However, the contact numbers provided would differ from the actual contact numbers of the actual property agent registered with CEA.

When victims asked to view the property, the scammers would claim that there was high demand to rent the property and try to convince the victims into making deposits to secure a viewing of the property.

Those targeted would discover that they had been duped when the scammers were no longer contactable or when they reached out to the actual property agents who had been impersonated.

In some cases, victims were asked to meet the “personal assistants” of the fake property agents who would help facilitate their viewing of the property, and were told to provide their personal particulars for the tenancy agreement and to make payments for the rentals through bank transfers or PayNow.

However, the scammer or “personal assistants” would be uncontactable after receiving payments.

Between July 2023 and January 2024, at least 144 victims fell prey to this particular scam variant involving “assistants”, with total losses amounting to at least $917,000, the police said.

The police advised the public not to rely on Facebook or Carousell listings, or any details given by potential scammers.

Potential tenants should verify the identity of the property agents renting out the properties against the CEA Public Register before any deals by checking if the phone number in the listings belongs to a CEA-registered agent.

Members of the public should key in the advertised phone number on the CEA Public Register.
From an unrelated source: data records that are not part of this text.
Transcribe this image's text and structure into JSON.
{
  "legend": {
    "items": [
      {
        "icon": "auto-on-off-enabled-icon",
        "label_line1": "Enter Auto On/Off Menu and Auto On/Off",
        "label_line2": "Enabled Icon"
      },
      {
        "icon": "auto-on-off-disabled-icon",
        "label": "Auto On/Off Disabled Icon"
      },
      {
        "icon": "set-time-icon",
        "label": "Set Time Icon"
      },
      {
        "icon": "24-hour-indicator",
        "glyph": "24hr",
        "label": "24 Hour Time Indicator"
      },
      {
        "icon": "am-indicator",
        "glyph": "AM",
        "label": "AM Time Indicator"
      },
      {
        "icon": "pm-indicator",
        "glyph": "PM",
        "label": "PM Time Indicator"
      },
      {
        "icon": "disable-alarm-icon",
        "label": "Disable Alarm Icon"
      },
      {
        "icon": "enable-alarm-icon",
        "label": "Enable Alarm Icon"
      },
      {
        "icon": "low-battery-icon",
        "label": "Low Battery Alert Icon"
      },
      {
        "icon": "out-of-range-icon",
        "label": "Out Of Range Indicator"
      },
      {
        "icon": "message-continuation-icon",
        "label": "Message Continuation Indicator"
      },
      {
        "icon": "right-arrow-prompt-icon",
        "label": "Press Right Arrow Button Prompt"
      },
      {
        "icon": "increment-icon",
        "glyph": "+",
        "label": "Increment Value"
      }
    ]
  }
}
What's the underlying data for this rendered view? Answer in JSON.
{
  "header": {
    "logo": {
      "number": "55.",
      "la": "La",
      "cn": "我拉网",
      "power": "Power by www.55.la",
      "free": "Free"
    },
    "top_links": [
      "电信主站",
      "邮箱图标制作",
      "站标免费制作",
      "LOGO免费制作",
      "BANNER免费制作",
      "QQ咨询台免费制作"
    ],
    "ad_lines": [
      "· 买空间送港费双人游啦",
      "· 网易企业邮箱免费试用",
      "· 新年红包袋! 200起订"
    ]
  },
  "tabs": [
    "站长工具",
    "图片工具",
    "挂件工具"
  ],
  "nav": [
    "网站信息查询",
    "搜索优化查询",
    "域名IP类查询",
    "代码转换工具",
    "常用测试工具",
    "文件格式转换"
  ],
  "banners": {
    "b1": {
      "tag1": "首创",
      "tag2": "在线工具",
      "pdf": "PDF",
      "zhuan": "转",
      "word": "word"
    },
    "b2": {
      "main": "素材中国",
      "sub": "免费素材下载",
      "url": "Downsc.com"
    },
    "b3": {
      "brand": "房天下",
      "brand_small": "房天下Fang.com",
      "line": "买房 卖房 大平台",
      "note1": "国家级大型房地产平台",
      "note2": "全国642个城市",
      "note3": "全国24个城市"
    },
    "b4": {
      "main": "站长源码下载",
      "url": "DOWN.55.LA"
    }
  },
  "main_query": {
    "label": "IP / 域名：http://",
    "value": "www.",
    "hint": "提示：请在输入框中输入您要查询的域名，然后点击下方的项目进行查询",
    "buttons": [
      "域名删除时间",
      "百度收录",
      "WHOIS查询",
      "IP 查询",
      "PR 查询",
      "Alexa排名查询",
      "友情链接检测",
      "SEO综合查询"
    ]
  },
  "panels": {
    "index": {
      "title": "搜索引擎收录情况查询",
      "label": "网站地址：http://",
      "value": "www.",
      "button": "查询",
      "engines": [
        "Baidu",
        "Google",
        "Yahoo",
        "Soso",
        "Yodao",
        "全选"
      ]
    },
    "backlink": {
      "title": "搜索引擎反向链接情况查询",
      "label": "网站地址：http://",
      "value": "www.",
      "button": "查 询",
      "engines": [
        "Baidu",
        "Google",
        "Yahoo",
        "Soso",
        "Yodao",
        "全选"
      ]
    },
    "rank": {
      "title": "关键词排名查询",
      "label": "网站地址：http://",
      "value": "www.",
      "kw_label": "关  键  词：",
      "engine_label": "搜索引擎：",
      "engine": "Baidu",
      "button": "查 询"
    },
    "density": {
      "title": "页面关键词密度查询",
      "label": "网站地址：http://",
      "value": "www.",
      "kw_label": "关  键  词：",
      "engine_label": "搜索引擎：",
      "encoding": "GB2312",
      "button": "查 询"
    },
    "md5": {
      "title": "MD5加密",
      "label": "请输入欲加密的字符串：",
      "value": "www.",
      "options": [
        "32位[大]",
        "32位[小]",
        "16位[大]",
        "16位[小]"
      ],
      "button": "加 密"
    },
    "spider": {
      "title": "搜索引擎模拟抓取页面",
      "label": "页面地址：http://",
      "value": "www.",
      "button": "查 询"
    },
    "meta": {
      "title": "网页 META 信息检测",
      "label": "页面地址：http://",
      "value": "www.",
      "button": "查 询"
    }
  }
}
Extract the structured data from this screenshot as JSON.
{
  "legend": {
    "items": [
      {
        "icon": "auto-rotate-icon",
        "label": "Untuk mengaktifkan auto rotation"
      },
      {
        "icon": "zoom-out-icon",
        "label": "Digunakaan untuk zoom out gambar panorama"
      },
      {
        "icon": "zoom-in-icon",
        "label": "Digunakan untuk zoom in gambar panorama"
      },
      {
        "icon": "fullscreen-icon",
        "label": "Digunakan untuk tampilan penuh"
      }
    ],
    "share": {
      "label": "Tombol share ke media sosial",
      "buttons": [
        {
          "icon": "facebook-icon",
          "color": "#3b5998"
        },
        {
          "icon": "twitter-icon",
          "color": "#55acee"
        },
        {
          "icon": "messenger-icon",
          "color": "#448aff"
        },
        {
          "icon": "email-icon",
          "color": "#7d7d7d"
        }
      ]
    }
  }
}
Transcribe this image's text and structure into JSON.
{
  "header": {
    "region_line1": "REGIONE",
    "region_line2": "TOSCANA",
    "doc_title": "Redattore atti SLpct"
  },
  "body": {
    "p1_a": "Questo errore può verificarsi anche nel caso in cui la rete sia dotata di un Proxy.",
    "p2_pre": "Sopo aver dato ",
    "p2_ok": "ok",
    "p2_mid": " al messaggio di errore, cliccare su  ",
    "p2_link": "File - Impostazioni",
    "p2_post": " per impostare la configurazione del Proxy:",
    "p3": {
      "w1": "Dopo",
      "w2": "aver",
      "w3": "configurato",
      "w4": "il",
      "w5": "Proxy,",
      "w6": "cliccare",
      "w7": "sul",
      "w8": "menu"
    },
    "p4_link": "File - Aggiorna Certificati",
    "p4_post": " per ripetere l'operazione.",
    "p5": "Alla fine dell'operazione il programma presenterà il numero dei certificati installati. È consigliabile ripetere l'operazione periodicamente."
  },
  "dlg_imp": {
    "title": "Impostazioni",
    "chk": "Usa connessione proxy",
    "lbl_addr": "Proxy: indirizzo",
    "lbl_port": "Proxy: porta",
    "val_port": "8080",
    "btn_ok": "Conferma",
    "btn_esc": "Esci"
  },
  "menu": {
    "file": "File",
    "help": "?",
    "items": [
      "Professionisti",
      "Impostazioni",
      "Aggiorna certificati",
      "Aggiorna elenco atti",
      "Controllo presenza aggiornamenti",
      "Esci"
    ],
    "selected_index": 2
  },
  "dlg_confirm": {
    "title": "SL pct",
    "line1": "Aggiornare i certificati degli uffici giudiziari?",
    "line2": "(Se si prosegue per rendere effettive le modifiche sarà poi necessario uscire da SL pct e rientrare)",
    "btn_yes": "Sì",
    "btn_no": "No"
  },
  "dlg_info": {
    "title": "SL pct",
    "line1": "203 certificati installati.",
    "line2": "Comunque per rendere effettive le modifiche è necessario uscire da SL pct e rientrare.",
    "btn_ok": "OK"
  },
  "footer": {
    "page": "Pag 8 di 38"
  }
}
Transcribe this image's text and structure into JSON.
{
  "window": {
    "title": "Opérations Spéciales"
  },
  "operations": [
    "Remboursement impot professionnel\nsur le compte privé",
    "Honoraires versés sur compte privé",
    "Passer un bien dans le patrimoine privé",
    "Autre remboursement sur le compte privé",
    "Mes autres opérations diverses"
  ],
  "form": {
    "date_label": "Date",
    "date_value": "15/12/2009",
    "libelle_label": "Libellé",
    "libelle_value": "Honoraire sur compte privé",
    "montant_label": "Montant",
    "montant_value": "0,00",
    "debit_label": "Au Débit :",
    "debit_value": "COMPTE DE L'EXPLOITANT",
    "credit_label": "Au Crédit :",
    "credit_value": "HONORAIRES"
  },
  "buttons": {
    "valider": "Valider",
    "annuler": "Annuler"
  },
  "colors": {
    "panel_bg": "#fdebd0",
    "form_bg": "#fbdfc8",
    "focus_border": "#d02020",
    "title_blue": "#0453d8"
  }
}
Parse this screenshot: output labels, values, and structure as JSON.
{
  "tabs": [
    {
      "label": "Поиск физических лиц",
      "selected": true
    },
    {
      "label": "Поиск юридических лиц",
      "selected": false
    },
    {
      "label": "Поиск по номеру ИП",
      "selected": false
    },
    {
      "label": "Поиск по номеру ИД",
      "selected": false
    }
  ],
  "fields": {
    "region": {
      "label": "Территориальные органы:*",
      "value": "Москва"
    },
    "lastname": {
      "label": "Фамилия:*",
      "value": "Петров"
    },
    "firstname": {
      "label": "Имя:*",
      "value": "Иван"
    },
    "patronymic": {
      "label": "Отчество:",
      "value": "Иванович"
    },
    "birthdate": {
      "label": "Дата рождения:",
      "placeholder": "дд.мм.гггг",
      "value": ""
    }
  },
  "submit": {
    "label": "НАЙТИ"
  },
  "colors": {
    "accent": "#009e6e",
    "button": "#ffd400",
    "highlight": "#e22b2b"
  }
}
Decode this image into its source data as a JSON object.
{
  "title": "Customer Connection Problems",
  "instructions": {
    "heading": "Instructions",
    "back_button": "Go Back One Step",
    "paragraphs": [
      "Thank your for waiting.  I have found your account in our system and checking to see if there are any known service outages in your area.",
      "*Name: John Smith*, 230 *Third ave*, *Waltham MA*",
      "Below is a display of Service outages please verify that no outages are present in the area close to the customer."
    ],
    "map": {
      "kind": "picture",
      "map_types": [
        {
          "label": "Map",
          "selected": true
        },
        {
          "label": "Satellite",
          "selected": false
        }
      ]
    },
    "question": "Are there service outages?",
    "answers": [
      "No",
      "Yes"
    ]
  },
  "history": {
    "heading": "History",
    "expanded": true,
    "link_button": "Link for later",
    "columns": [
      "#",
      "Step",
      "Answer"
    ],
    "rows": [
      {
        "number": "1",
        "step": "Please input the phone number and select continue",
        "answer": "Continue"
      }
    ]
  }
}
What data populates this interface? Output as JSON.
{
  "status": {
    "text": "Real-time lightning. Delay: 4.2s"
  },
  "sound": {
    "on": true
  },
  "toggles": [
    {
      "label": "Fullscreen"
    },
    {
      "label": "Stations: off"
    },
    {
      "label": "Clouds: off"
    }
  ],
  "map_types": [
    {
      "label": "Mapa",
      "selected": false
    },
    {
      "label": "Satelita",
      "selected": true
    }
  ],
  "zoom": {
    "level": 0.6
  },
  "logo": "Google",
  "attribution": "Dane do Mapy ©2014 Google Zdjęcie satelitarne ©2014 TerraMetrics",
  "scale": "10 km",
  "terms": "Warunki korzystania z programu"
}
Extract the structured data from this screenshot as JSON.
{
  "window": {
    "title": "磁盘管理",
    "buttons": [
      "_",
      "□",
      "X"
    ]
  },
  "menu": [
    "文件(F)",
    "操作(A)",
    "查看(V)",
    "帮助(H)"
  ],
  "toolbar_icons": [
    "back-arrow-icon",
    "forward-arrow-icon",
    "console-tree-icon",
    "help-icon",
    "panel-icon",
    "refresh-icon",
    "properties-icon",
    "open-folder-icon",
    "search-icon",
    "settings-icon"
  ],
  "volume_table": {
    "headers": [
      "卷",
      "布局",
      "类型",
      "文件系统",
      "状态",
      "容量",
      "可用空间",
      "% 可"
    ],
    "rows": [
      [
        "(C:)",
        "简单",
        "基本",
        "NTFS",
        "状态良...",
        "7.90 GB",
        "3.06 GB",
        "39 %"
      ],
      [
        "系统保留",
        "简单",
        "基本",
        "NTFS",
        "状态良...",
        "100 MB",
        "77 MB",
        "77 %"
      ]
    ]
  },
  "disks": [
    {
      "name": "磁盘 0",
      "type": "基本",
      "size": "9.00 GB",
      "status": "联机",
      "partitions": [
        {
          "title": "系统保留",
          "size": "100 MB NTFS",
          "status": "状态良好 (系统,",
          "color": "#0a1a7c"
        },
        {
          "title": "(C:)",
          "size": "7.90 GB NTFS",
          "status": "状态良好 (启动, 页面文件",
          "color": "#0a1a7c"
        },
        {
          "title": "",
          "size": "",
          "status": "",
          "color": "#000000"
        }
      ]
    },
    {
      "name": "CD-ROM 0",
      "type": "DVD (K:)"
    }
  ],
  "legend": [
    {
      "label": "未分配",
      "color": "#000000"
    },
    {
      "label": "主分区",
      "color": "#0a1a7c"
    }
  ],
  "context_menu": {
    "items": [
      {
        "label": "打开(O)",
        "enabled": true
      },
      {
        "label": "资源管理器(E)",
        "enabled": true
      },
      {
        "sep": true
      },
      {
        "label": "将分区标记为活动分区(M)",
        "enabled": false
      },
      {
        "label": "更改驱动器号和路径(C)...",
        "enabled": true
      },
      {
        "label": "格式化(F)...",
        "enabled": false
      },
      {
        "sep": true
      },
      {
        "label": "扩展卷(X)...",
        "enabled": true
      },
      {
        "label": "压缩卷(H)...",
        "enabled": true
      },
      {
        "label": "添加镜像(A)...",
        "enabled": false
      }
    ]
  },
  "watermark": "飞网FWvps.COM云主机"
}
If the search does not lead to a CEA-registered property agent’s profile page, it means that the phone number is not registered with CEA and is likely a scam, even if the property agent’s name and registration number can be found in the register.

Potential tenants should also view the properties in person and check that they are dealing with the actual CEA-registered property agent themselves, and not their assistant, the police said.

According to CEA practice guidelines, all property agents should meet potential tenants and occupiers face to face to verify their identity for all residential rental transactions.

The police added that all property agents are not permitted to demand and collect payments to view or rent properties.

Payment of rental deposits or rent should be made directly to the landlord using verifiable payment modes such as crossed cheques and bank transfers, and must be paid to the landlord’s bank accounts.

Anyone with information relating to such crimes should call the police hotline on 1800-255-0000, or submit it online at police.gov.sg/iwitness

For more information on scams, visit scamalert.sg or call the Anti-Scam Helpline on 1800-722-6688.